and painters have taught them the mysterious loveliness
of such effects. There may have been fogs for
centuries in London. I dare say there were.
But no one saw them, and so we do not know anything
about them. They did not exist till Art had
invented them. Now, it must be admitted, fogs
are carried to excess. They have become the
mere mannerism of a clique, and the exaggerated realism
of their method gives dull people bronchitis.
Where the cultured catch an effect, the uncultured
catch cold. And so, let us be humane, and invite
Art to turn her wonderful eyes elsewhere. She
has done so already, indeed. That white quivering
sunlight that one sees now in France, with its strange
blotches of mauve, and its restless violet shadows,
is her latest fancy, and, on the whole, Nature reproduces
it quite admirably. Where she used to give us
Corots and Daubignys, she gives us now exquisite Monets
and entrancing Pissaros. Indeed there are moments,
rare, it is true, but still to be observed from time
to time, when Nature becomes absolutely modern.
Of course she is not always to be relied upon.
The fact is that she is in this unfortunate position.

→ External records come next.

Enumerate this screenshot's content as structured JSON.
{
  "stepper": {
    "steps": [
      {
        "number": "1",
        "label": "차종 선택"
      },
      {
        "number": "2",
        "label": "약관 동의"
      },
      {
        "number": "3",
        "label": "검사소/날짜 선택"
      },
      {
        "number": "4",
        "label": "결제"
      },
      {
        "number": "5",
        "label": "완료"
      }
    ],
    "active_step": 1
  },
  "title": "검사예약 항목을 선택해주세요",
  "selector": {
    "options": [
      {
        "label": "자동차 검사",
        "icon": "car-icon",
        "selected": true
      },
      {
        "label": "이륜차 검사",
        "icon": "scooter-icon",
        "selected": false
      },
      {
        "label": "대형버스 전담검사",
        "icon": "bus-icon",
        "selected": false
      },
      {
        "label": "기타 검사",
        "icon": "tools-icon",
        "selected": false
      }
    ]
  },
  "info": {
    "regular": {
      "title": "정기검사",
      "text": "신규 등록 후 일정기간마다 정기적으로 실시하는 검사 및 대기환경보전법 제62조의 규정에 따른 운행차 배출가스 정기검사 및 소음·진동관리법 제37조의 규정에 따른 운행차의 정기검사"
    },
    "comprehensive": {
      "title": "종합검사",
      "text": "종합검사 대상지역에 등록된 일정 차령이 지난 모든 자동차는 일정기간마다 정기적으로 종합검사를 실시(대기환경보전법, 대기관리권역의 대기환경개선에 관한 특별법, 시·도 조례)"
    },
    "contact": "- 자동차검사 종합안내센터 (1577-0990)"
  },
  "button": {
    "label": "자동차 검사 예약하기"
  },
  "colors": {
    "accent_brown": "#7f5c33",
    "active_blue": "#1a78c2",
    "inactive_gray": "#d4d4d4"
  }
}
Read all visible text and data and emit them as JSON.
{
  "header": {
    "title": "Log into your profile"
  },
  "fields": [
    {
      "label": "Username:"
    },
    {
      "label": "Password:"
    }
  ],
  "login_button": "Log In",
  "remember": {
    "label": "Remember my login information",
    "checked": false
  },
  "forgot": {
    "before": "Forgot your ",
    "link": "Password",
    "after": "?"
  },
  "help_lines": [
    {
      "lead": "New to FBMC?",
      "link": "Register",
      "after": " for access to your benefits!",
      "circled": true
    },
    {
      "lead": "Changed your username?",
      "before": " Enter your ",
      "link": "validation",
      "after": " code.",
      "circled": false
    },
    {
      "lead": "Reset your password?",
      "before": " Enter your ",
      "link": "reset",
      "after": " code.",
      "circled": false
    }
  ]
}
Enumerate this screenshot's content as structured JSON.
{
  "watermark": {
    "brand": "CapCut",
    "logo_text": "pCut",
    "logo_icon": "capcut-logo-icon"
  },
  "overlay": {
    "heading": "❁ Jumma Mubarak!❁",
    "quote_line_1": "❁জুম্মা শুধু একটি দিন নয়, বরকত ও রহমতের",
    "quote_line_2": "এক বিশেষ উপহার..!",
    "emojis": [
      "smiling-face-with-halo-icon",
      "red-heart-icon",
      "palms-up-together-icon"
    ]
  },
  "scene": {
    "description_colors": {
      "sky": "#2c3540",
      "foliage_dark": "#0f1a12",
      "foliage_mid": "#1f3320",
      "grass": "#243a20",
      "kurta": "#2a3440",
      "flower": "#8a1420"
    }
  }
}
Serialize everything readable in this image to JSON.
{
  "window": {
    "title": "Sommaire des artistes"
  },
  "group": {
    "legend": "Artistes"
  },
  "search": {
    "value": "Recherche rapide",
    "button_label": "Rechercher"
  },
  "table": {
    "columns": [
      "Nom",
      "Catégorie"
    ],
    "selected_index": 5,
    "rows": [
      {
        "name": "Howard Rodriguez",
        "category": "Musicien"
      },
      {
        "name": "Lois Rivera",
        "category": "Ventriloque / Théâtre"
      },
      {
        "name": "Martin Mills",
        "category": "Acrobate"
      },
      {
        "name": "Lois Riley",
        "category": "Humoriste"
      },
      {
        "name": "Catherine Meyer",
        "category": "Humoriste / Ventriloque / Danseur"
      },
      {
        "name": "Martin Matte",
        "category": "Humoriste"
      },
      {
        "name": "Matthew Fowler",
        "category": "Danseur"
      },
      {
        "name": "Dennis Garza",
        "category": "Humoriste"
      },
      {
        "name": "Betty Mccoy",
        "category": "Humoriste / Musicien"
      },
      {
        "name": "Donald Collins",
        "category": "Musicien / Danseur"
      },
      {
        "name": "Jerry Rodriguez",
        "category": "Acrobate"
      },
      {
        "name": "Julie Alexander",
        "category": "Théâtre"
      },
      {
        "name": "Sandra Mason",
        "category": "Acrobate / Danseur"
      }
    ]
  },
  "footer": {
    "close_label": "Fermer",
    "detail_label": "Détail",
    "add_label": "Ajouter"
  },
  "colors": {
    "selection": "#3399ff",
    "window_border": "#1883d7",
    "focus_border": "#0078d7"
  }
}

Art creates an incomparable and unique effect, and,
having done so, passes on to other things. Nature,
upon the other hand, forgetting that imitation can
be made the sincerest form of insult, keeps on repeating
this effect until we all become absolutely wearied
of it. Nobody of any real culture, for instance,
ever talks nowadays about the beauty of a sunset.
Sunsets are quite old-fashioned. They belong
to the time when Turner was the last note in art.
To admire them is a distinct sign of provincialism
of temperament. Upon the other hand they go on.—The
Decay of Lying
AN EXPOSURE OF NATURALISM
After all, what the imitative arts really give us
are merely the various styles of particular artists,
or of certain schools of artists. Surely you
don’t imagine that the people of the Middle Ages
bore any resemblance at all to the figures on mediaeval
stained glass, or in mediaeval stone and wood carving,
or on mediaeval metal-work, or tapestries, or illuminated
MSS. They were probably very ordinary-looking
people, with nothing grotesque, or remarkable, or
fantastic in their appearance. The Middle Ages,
as we know them in art, are simply a definite form
of style, and there is no reason at all why an artist
with this style should not be produced in the nineteenth
century. No great artist ever sees things as
they really are. If he did, he would cease to
be an artist. Take an example from our own day.
I know that you are fond of Japanese things.
Now, do you really imagine that the Japanese people,
as they are presented to us in art, have any existence?
If you do, you have never understood Japanese art
at all. The Japanese people are the deliberate
self-conscious creation of certain individual artists.